Architectura Design: Higher Ground
Challenging the basic purpose of the stacked stone walls proliferating the Northeast, this project transforms the stripped down stone wall from a simple barrier between the cacophony of the road and the Mill River to a form defining internal spaces. Diverting focus away from the street, the concept of the stone wall as both barrier and volume encompasses the program of a supplementary exhibition and workshop space for the adjacent Eli Whitney Museum. Cutting along the major diagonal axis leading from the entry of the Eli Whitney Museum to the river, the wall is inflected, signaling entry, and expanded, allowing the programmatic spaces to negotiate place within the wall. Their degree of interaction with the wall defines the degree of intimacy of the various programmatic spaces, inclining either towards the public street or the river. Layers of circulation gradually break down in formality as one approaches the final destination, the natural and changing river.
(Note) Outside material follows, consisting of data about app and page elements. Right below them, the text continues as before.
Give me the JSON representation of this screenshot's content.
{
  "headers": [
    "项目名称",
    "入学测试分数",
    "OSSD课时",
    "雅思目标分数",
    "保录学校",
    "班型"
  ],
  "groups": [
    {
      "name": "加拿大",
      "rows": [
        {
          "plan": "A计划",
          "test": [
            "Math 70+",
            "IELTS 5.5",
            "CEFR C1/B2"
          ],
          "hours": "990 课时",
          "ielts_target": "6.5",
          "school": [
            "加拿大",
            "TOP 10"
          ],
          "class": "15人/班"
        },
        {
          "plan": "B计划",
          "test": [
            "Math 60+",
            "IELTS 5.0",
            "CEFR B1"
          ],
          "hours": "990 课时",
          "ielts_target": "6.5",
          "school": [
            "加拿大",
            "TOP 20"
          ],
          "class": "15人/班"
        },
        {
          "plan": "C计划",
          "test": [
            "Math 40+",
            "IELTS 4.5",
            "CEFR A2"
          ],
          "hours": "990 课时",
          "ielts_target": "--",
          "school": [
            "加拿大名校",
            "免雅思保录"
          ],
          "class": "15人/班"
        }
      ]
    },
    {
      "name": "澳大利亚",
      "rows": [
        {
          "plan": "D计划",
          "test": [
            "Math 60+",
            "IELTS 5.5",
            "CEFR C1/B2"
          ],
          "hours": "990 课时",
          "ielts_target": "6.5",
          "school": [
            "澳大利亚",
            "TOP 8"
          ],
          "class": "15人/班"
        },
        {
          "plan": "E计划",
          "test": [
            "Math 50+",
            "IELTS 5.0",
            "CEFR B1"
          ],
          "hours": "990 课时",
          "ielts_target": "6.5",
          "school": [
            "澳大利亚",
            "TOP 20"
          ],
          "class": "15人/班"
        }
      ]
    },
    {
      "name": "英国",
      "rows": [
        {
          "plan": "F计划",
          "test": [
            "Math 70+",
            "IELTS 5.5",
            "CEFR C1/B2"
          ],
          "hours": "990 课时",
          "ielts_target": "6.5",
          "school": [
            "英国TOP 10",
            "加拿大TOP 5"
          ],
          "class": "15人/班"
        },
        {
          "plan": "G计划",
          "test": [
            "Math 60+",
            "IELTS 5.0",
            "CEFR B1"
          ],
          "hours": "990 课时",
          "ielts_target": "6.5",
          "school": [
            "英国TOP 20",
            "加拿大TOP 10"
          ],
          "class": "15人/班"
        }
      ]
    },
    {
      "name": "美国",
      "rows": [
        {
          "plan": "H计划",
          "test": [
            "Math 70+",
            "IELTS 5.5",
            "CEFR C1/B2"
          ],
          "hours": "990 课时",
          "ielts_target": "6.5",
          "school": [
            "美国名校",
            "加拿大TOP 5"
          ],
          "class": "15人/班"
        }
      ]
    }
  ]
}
One enters the site through a puncture in the thinnest end of the stone wall, marking entry into the sequence of experiencing the site, yet remaining outdoors. From there, one can either move into the wall through the cafe- the most public space- and follow the internal sequence of enclosed spaces, or one can move directly down the slope on axis towards the river and waterfall beyond. At the river's edge, a meandering and narrow wooden path leads through the trees, marking the most minimal form of landscape manipulation. Breaking down manipulations of the landscape from the harsh insertion of a stone wall at the parking lot to the gentle touch of the wooden path at the sites most natural edge choreographs a sequential experience that gradually immerses visitors into the haptic nature of the site.